Much has been made about the steady decrease in the number of U.S. medical school graduates choosing to pursue nephrology as a career. Even among nephrologists, both those in private practice as well as academia, there has been substantial hand-wringing on this issue.
My more pessimistic colleagues see a subspecialty in decline, which they attribute to a myriad of factors. These include the encroachment on our “turf” by other sub-specialists (intensivists performing continuous renal replacement therapy, cardiologists performing ultrafiltration, rheumatologists managing lupus nephritis, and transplant surgeons managing immunosuppressive medications).
Others attribute this declining interest in nephrology to the fact that the field is disproportionately reliant on government payors, and as such under the constant pressure of declining reimbursements in a field where income is on par with physicians that have less post-residency training (such as hospitalists). In all candor, these naysayers raise valid points. I would like to challenge this perspective, however.
It is increasingly clear that the future of health care delivery will involve the collaboration of physicians of various specialties and subspecialties with other allied health professionals. Who is better suited for this herculean endeavor than a nephrologist? After all, we round in dialysis units several times per month with a multi-disciplinary team that includes dieticians, nurses, and social workers.
In some cases, we have even learned to relinquish those aspects of a patient’s care that may be better performed by other members of our team (e.g., the access nurse, or the motivated dietician who manages the patient’s mineral and bone disease). Lest anybody forget, it was no easy undertaking to cajole us prima donnas to play nicely in the sandbox with each other.
It is also increasingly clear that in the future of health care delivery we will be judged (and compensated) based on our ability to provide quality care that is cost-conscious. What other field has been managing patient’s in an environment where payments have been bundled since 2008? Many of us even serve as medical directors, overseeing budgets of entire dialysis units in a time when resources are increasingly scarce.
Additionally, we are comfortable providing quality care across different clinical settings. We have been treating with outpatient intravenous antibiotics long before the introduction of PICC’s and visiting nurse services. We have been scheduling extra outpatient dialysis treatments for our patients that are volume-overloaded long before this new era of cost-consciousness.
It seems to me that our chosen field of nephrology has prepared us well as the future of health care delivery in the United States continues to evolve to a more integrated and cost-conscious model. Our unique experiences have well-positioned us to become the leaders of tomorrow as accountable care organizations are formed, and we need to continually remind internal medicine residents about this.

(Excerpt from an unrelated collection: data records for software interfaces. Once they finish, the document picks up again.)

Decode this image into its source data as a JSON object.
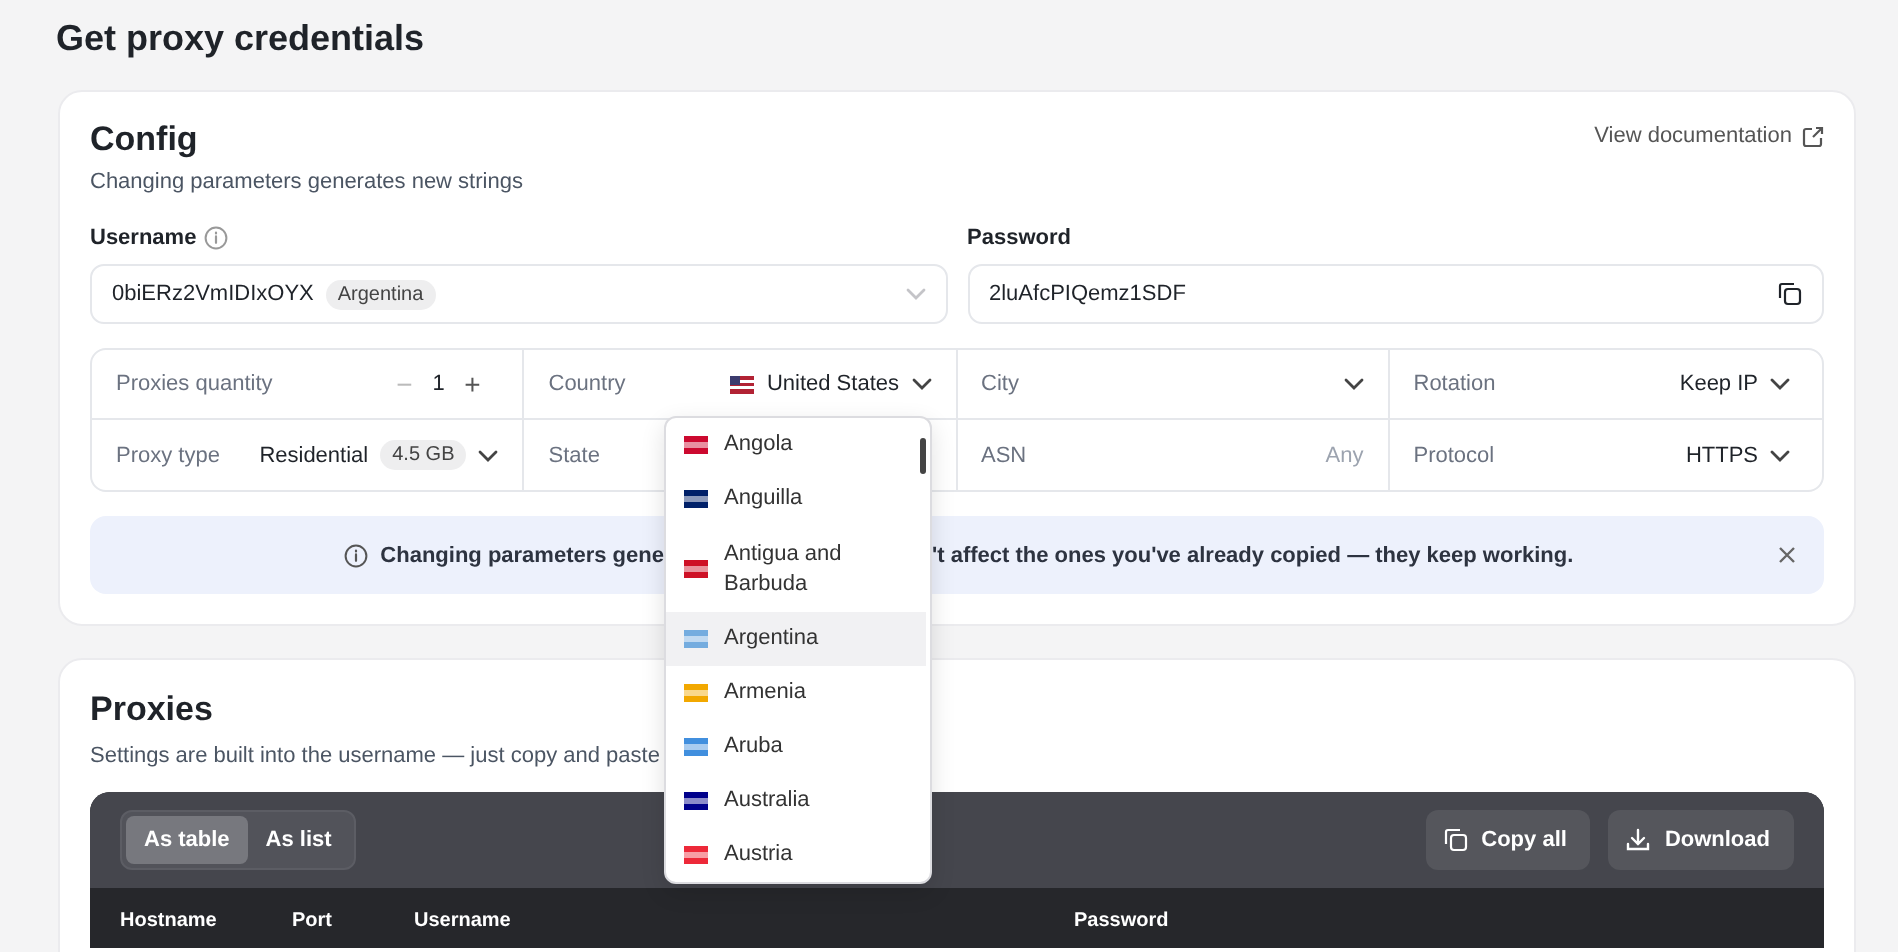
{
  "page_title": "Get proxy credentials",
  "config": {
    "title": "Config",
    "subtitle": "Changing parameters generates new strings",
    "doc_link": "View documentation",
    "username": {
      "label": "Username",
      "value": "0biERz2VmIDIxOYX",
      "badge": "Argentina"
    },
    "password": {
      "label": "Password",
      "value": "2luAfcPIQemz1SDF"
    },
    "params": [
      {
        "kind": "stepper",
        "label": "Proxies quantity",
        "value": "1",
        "decrement": "−",
        "increment": "+"
      },
      {
        "kind": "select",
        "label": "Country",
        "value": "United States",
        "color": "#b22234"
      },
      {
        "kind": "select",
        "label": "City"
      },
      {
        "kind": "select",
        "label": "Rotation",
        "value": "Keep IP"
      },
      {
        "kind": "select",
        "label": "Proxy type",
        "value": "Residential",
        "badge": "4.5 GB"
      },
      {
        "kind": "plain",
        "label": "State"
      },
      {
        "kind": "input",
        "label": "ASN",
        "placeholder": "Any"
      },
      {
        "kind": "select",
        "label": "Protocol",
        "value": "HTTPS"
      }
    ],
    "notice": {
      "text_before": "Changing parameters gene",
      "text_after": "'t affect the ones you've already copied — they keep working."
    },
    "country_dropdown": [
      {
        "name": "Angola",
        "color": "#cc092f",
        "selected": false
      },
      {
        "name": "Anguilla",
        "color": "#012169",
        "selected": false
      },
      {
        "name": "Antigua and Barbuda",
        "color": "#ce1126",
        "selected": false
      },
      {
        "name": "Argentina",
        "color": "#74acdf",
        "selected": true
      },
      {
        "name": "Armenia",
        "color": "#f2a800",
        "selected": false
      },
      {
        "name": "Aruba",
        "color": "#418fde",
        "selected": false
      },
      {
        "name": "Australia",
        "color": "#00008b",
        "selected": false
      },
      {
        "name": "Austria",
        "color": "#ed2939",
        "selected": false
      }
    ]
  },
  "proxies": {
    "title": "Proxies",
    "subtitle": "Settings are built into the username — just copy and paste",
    "view_toggle": [
      {
        "label": "As table",
        "selected": true
      },
      {
        "label": "As list",
        "selected": false
      }
    ],
    "actions": [
      {
        "kind": "copy",
        "label": "Copy all"
      },
      {
        "kind": "download",
        "label": "Download"
      }
    ],
    "table": {
      "columns": [
        "Hostname",
        "Port",
        "Username",
        "Password"
      ]
    }
  }
}
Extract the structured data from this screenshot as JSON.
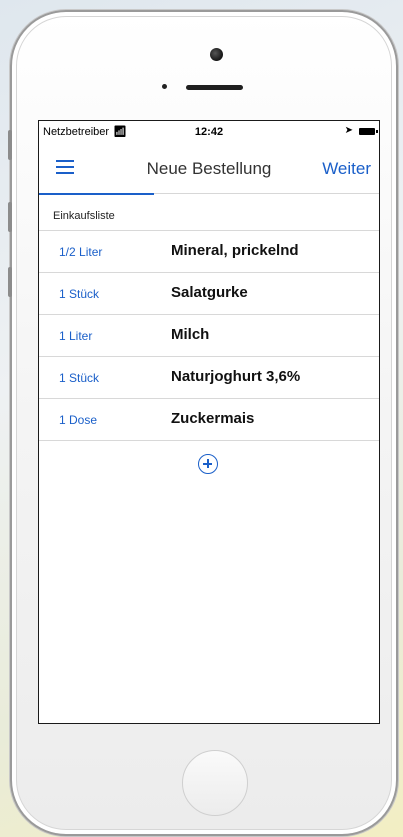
{
  "status_bar": {
    "carrier": "Netzbetreiber",
    "time": "12:42",
    "wifi_icon": "wifi-icon",
    "location_icon": "location-arrow-icon",
    "battery_icon": "battery-icon"
  },
  "nav": {
    "menu_icon": "hamburger-menu-icon",
    "title": "Neue Bestellung",
    "next_label": "Weiter"
  },
  "list": {
    "section_label": "Einkaufsliste",
    "items": [
      {
        "quantity": "1/2 Liter",
        "name": "Mineral, prickelnd"
      },
      {
        "quantity": "1 Stück",
        "name": "Salatgurke"
      },
      {
        "quantity": "1 Liter",
        "name": "Milch"
      },
      {
        "quantity": "1 Stück",
        "name": "Naturjoghurt 3,6%"
      },
      {
        "quantity": "1 Dose",
        "name": "Zuckermais"
      }
    ]
  },
  "add_icon": "plus-circle-icon",
  "colors": {
    "accent": "#1a5fc9",
    "text": "#111111",
    "divider": "#d8d8d8"
  }
}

Only then will interest in nephrology as a career begin to rebound.
James M. Pritsiolas is a nephrologist and can be reached on Twitter @Nephro_Doc.